**Records provided**

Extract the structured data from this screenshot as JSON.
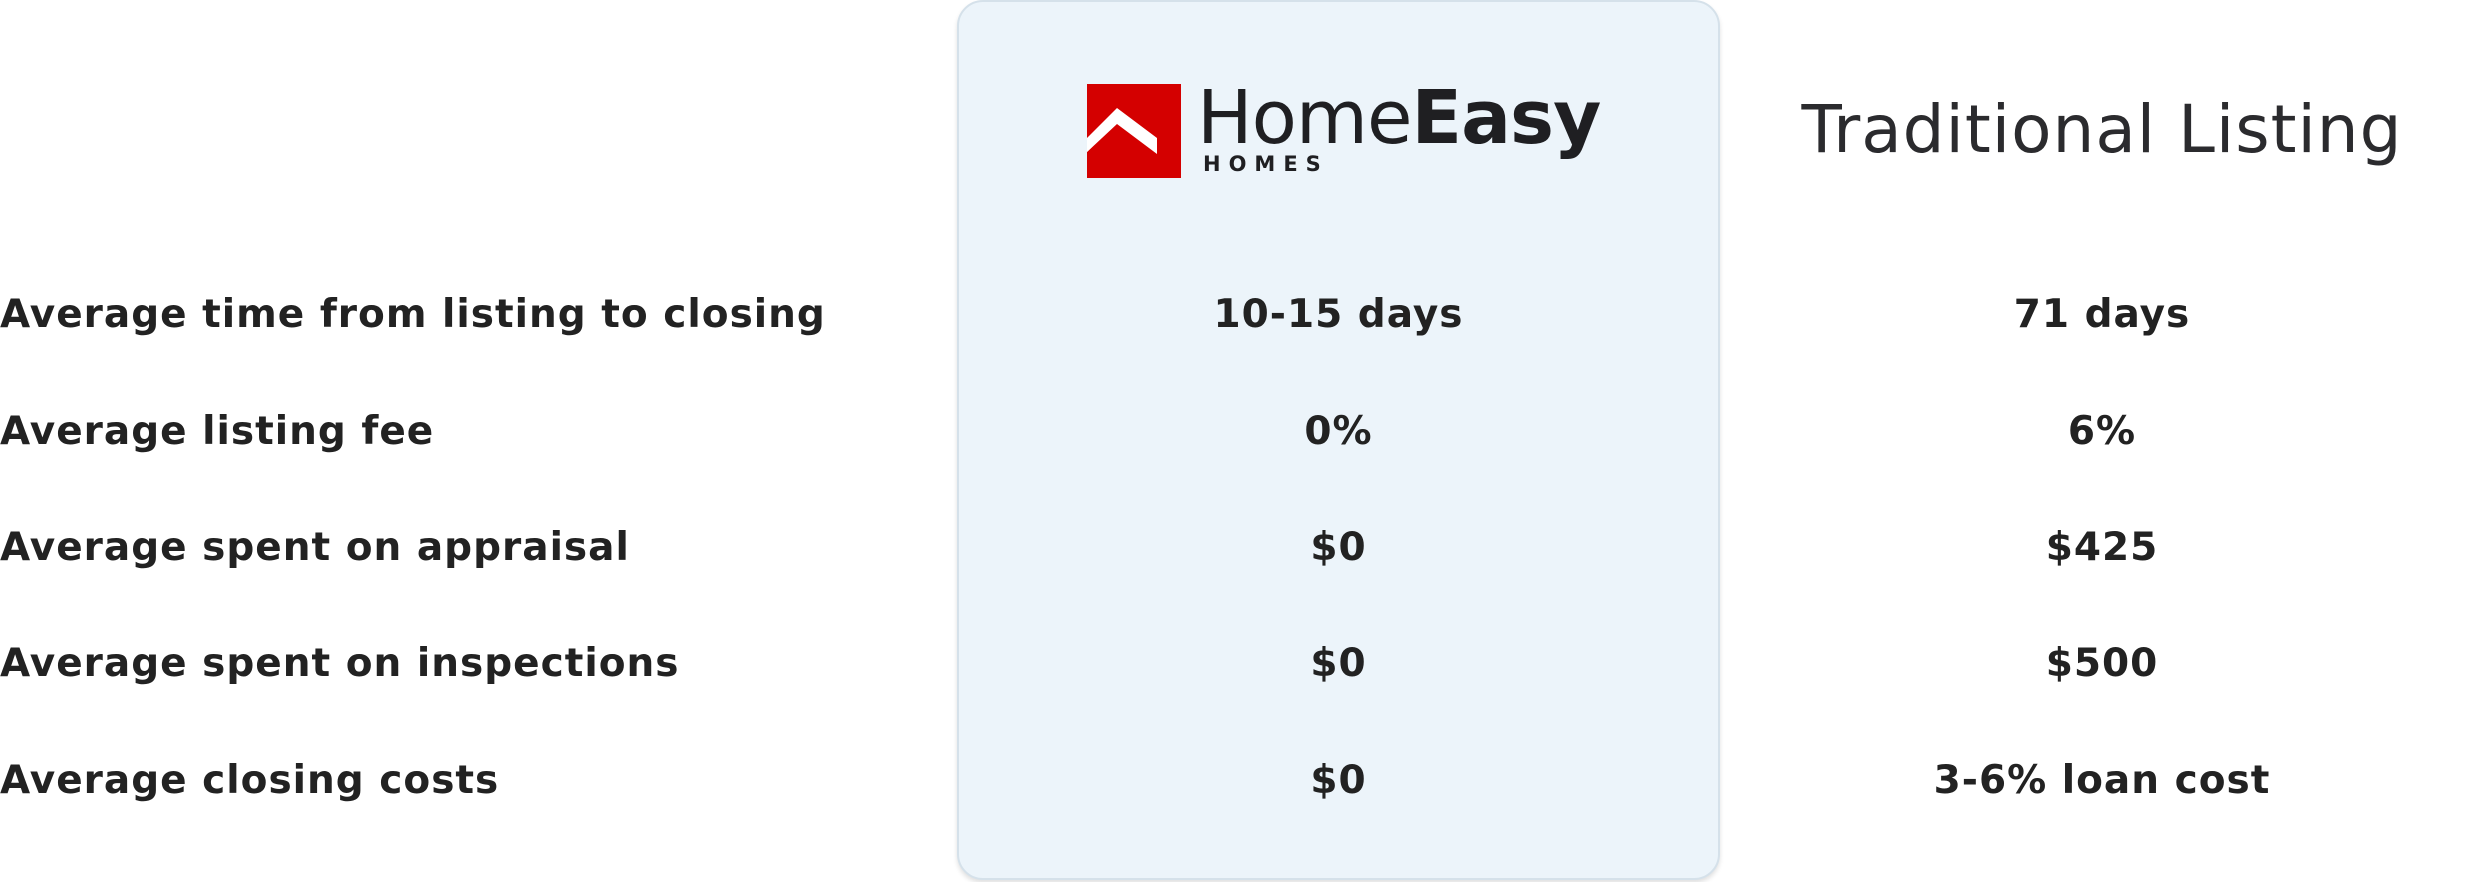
{
  "brand": {
    "word_light": "Home",
    "word_bold": "Easy",
    "sub": "HOMES",
    "color": "#d40000"
  },
  "columns": {
    "traditional": "Traditional Listing"
  },
  "rows": [
    {
      "label": "Average time from listing to closing",
      "homeeasy": "10-15 days",
      "traditional": "71 days"
    },
    {
      "label": "Average listing fee",
      "homeeasy": "0%",
      "traditional": "6%"
    },
    {
      "label": "Average spent on appraisal",
      "homeeasy": "$0",
      "traditional": "$425"
    },
    {
      "label": "Average spent on inspections",
      "homeeasy": "$0",
      "traditional": "$500"
    },
    {
      "label": "Average closing costs",
      "homeeasy": "$0",
      "traditional": "3-6% loan cost"
    }
  ],
  "colors": {
    "card_background": "#ecf4fa",
    "text": "#222222"
  }
}
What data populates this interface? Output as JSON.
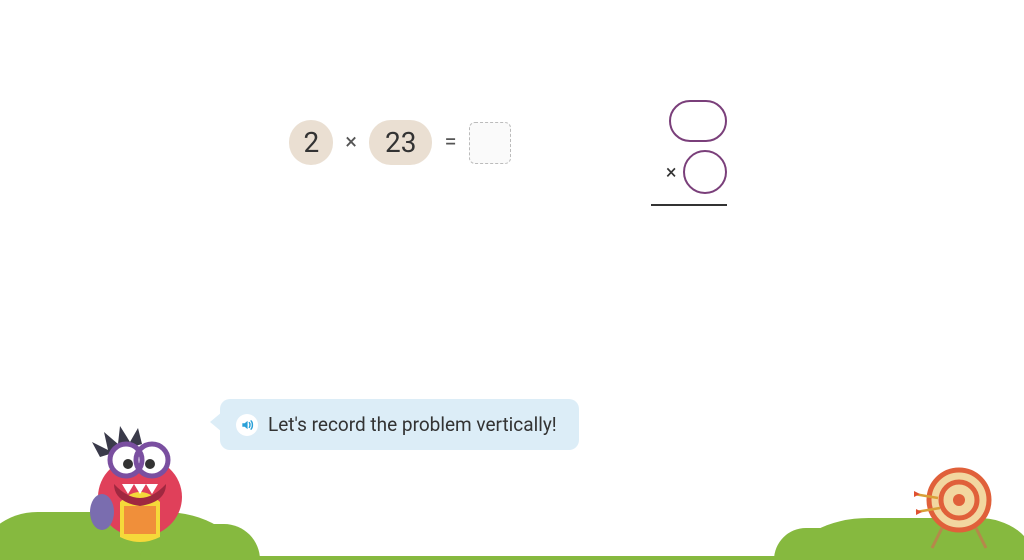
{
  "problem": {
    "multiplier": "2",
    "times_symbol": "×",
    "multiplicand": "23",
    "equals_symbol": "="
  },
  "vertical": {
    "times_symbol": "×"
  },
  "speech": {
    "text": "Let's record the problem vertically!"
  }
}
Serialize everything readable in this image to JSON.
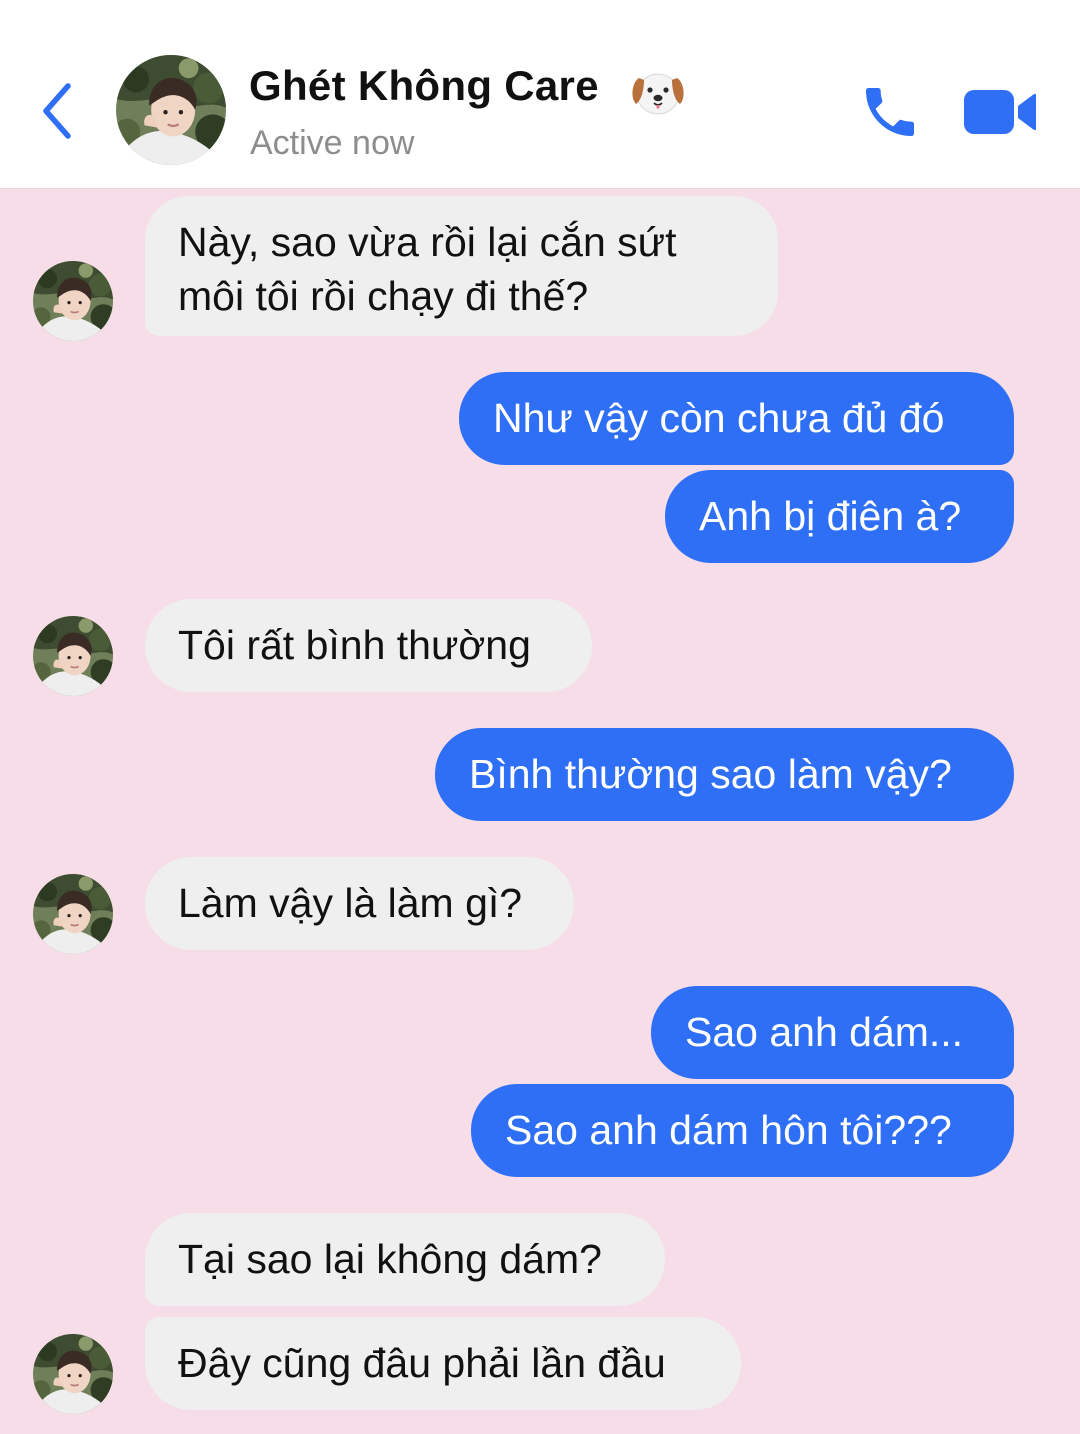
{
  "header": {
    "back_icon": "chevron-left-icon",
    "contact_name": "Ghét Không Care",
    "name_emoji": "dog-face-icon",
    "status": "Active now",
    "call_icon": "phone-icon",
    "video_icon": "video-camera-icon",
    "accent_color": "#2e6ff5"
  },
  "messages": [
    {
      "side": "incoming",
      "lines": [
        "Này, sao vừa rồi lại cắn sứt",
        "môi tôi rồi chạy đi thế?"
      ]
    },
    {
      "side": "outgoing",
      "text": "Như vậy còn chưa đủ đó"
    },
    {
      "side": "outgoing",
      "text": "Anh bị điên à?"
    },
    {
      "side": "incoming",
      "text": "Tôi rất bình thường"
    },
    {
      "side": "outgoing",
      "text": "Bình thường sao làm vậy?"
    },
    {
      "side": "incoming",
      "text": "Làm vậy là làm gì?"
    },
    {
      "side": "outgoing",
      "text": "Sao anh dám..."
    },
    {
      "side": "outgoing",
      "text": "Sao anh dám hôn tôi???"
    },
    {
      "side": "incoming",
      "text": "Tại sao lại không dám?"
    },
    {
      "side": "incoming",
      "text": "Đây cũng đâu phải lần đầu"
    }
  ],
  "theme": {
    "chat_background": "#f6dde7",
    "incoming_bubble": "#efefef",
    "outgoing_bubble": "#2e6ff5"
  }
}
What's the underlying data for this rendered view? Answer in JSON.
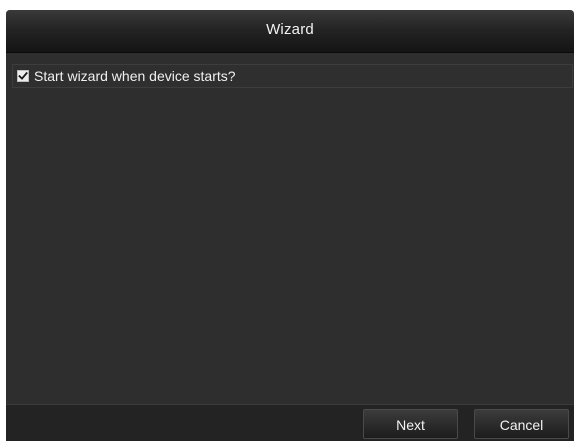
{
  "dialog": {
    "title": "Wizard"
  },
  "option": {
    "label": "Start wizard when device starts?",
    "checked": true,
    "check_icon": "checkmark-icon"
  },
  "buttons": {
    "next_label": "Next",
    "cancel_label": "Cancel"
  },
  "colors": {
    "background": "#2e2e2e",
    "titlebar": "#1a1a1a",
    "text": "#f0f0f0"
  }
}
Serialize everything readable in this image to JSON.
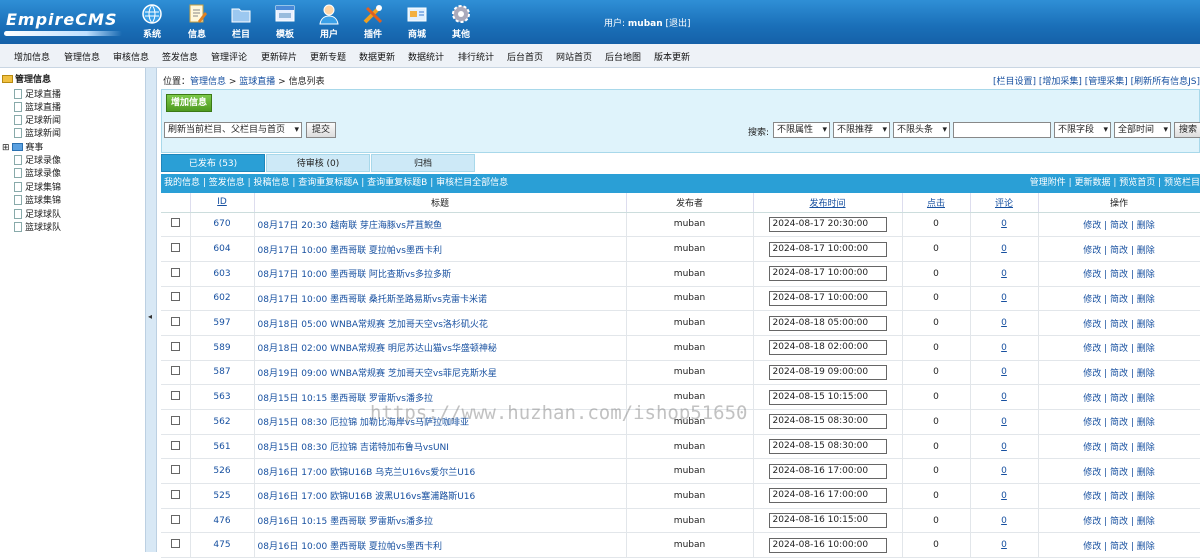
{
  "header": {
    "logo_text": "EmpireCMS",
    "nav": [
      {
        "label": "系统",
        "icon": "globe-icon"
      },
      {
        "label": "信息",
        "icon": "document-edit-icon"
      },
      {
        "label": "栏目",
        "icon": "folder-icon"
      },
      {
        "label": "模板",
        "icon": "template-window-icon"
      },
      {
        "label": "用户",
        "icon": "user-icon"
      },
      {
        "label": "插件",
        "icon": "tools-icon"
      },
      {
        "label": "商城",
        "icon": "shop-icon"
      },
      {
        "label": "其他",
        "icon": "gear-icon"
      }
    ],
    "user_label": "用户:",
    "username": "muban",
    "logout": "[退出]"
  },
  "menu": [
    "增加信息",
    "管理信息",
    "审核信息",
    "签发信息",
    "管理评论",
    "更新碎片",
    "更新专题",
    "数据更新",
    "数据统计",
    "排行统计",
    "后台首页",
    "网站首页",
    "后台地图",
    "版本更新"
  ],
  "sidebar": {
    "root": "管理信息",
    "items": [
      "足球直播",
      "篮球直播",
      "足球新闻",
      "篮球新闻"
    ],
    "group": "赛事",
    "items2": [
      "足球录像",
      "篮球录像",
      "足球集锦",
      "篮球集锦",
      "足球球队",
      "篮球球队"
    ],
    "collapse_glyph": "◂"
  },
  "breadcrumb": {
    "prefix": "位置：",
    "p1": "管理信息",
    "sep": " > ",
    "p2": "篮球直播",
    "p3": "信息列表"
  },
  "toplinks": "[栏目设置] [增加采集] [管理采集] [刷新所有信息JS]",
  "toolbar": {
    "add_label": "增加信息",
    "refresh_select": "刷新当前栏目、父栏目与首页",
    "submit_label": "提交",
    "search_label": "搜索:",
    "filter_attr": "不限属性",
    "filter_rec": "不限推荐",
    "filter_head": "不限头条",
    "search_value": "",
    "field_select": "不限字段",
    "time_select": "全部时间",
    "search_button": "搜索"
  },
  "tabs": [
    {
      "label": "已发布 (53)",
      "active": true
    },
    {
      "label": "待审核 (0)",
      "active": false
    },
    {
      "label": "归档",
      "active": false
    }
  ],
  "subbar": {
    "left": "我的信息 | 签发信息 | 投稿信息 | 查询重复标题A | 查询重复标题B | 审核栏目全部信息",
    "right": "管理附件 | 更新数据 | 预览首页 | 预览栏目"
  },
  "table": {
    "columns": [
      "",
      "ID",
      "标题",
      "发布者",
      "发布时间",
      "点击",
      "评论",
      "操作"
    ],
    "ops": "修改 | 简改 | 删除",
    "rows": [
      {
        "id": "670",
        "title": "08月17日 20:30 越南联 芽庄海豚vs芹苴鲵鱼",
        "author": "muban",
        "time": "2024-08-17 20:30:00",
        "clicks": "0",
        "comments": "0"
      },
      {
        "id": "604",
        "title": "08月17日 10:00 墨西哥联 夏拉帕vs墨西卡利",
        "author": "muban",
        "time": "2024-08-17 10:00:00",
        "clicks": "0",
        "comments": "0"
      },
      {
        "id": "603",
        "title": "08月17日 10:00 墨西哥联 阿比查斯vs多拉多斯",
        "author": "muban",
        "time": "2024-08-17 10:00:00",
        "clicks": "0",
        "comments": "0"
      },
      {
        "id": "602",
        "title": "08月17日 10:00 墨西哥联 桑托斯圣路易斯vs克雷卡米诺",
        "author": "muban",
        "time": "2024-08-17 10:00:00",
        "clicks": "0",
        "comments": "0"
      },
      {
        "id": "597",
        "title": "08月18日 05:00 WNBA常规赛 芝加哥天空vs洛杉矶火花",
        "author": "muban",
        "time": "2024-08-18 05:00:00",
        "clicks": "0",
        "comments": "0"
      },
      {
        "id": "589",
        "title": "08月18日 02:00 WNBA常规赛 明尼苏达山猫vs华盛顿神秘",
        "author": "muban",
        "time": "2024-08-18 02:00:00",
        "clicks": "0",
        "comments": "0"
      },
      {
        "id": "587",
        "title": "08月19日 09:00 WNBA常规赛 芝加哥天空vs菲尼克斯水星",
        "author": "muban",
        "time": "2024-08-19 09:00:00",
        "clicks": "0",
        "comments": "0"
      },
      {
        "id": "563",
        "title": "08月15日 10:15 墨西哥联 罗雷斯vs潘多拉",
        "author": "muban",
        "time": "2024-08-15 10:15:00",
        "clicks": "0",
        "comments": "0"
      },
      {
        "id": "562",
        "title": "08月15日 08:30 厄拉锦 加勒比海岸vs马萨拉咖啡亚",
        "author": "muban",
        "time": "2024-08-15 08:30:00",
        "clicks": "0",
        "comments": "0"
      },
      {
        "id": "561",
        "title": "08月15日 08:30 厄拉锦 吉诺特加布鲁马vsUNI",
        "author": "muban",
        "time": "2024-08-15 08:30:00",
        "clicks": "0",
        "comments": "0"
      },
      {
        "id": "526",
        "title": "08月16日 17:00 欧锦U16B 乌克兰U16vs爱尔兰U16",
        "author": "muban",
        "time": "2024-08-16 17:00:00",
        "clicks": "0",
        "comments": "0"
      },
      {
        "id": "525",
        "title": "08月16日 17:00 欧锦U16B 波黑U16vs塞浦路斯U16",
        "author": "muban",
        "time": "2024-08-16 17:00:00",
        "clicks": "0",
        "comments": "0"
      },
      {
        "id": "476",
        "title": "08月16日 10:15 墨西哥联 罗雷斯vs潘多拉",
        "author": "muban",
        "time": "2024-08-16 10:15:00",
        "clicks": "0",
        "comments": "0"
      },
      {
        "id": "475",
        "title": "08月16日 10:00 墨西哥联 夏拉帕vs墨西卡利",
        "author": "muban",
        "time": "2024-08-16 10:00:00",
        "clicks": "0",
        "comments": "0"
      }
    ]
  },
  "watermark": "https://www.huzhan.com/ishop51650",
  "colors": {
    "header": "#1a6fb8",
    "tab_active": "#2a9fd6",
    "panel": "#dff3fb",
    "link": "#1750a0"
  }
}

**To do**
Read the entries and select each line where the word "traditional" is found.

**Answer section**
    "traditional": "Traditional Listing"
      "traditional": "71 days"
      "traditional": "6%"
      "traditional": "$425"
      "traditional": "$500"
      "traditional": "3-6% loan cost"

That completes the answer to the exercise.